"As one ages, these biomechanical properties change," note the authors. "Of these age-related changes, the loss of skin elasticity appears to be the most prominent."
Botox appears to temporarily reverse skin damage caused by aging, UV exposure
Dr. Bonaparte and Dr. Ellis enrolled 48 women to the study with an average age of 55 who underwent botox injections to reduce the appearance of mild wrinkles of the forehead and around the eyes.
The pliability and elasticity of each woman's skin were assessed at study baseline, and at 2 weeks, 2 months, 3 months and 4 months following injection.
Among the 43 women who completed the study, the team found that the botox injections increased both the pliability and elasticity of their skin for up to 4 months - a duration similar to that of the muscle-relaxing effects of botox.
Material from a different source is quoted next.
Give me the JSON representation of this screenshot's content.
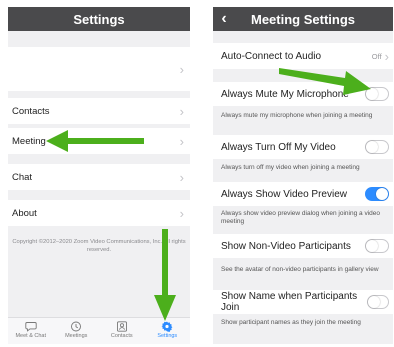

After this time, the skin properties returned to baseline levels.
In addition, the researchers found that botox injections appeared to reverse damage to skin elasticity caused by exposure to ultraviolet (UV) radiation. Again, this effect waned after 4 months.
Commenting on the findings, the researchers say:
"This study found an increase in skin pliability and elasticity with a corresponding reduction in the UV after treatment of facial wrinkling with onabotulinum toxin A.
The changes occurring in patients' skin appear to be the opposite of those associated with the aging process and UV radiation exposure and inflammation. This study also suggests that the duration of effect of these changes mimics the duration of effect of the medication."
In an editorial linked to the study, Dr, Catherine P. Winslow, of the Indiana University School of Medicine, says the team's findings "add credence" to existing research showing an association between botox and improved pliability and elasticity of skin.
"Piecing together this research with continued studies on elasticity and collagen content of injected skin will further the ability of facial plastic surgeons to refine their strategy for long-term planning of antiaging strategies with patients and educate them as to the importance of nonsurgical therapies for maintenance, in addition to opening new fields of potential treatment options for difficult scars and skin conditions," she adds.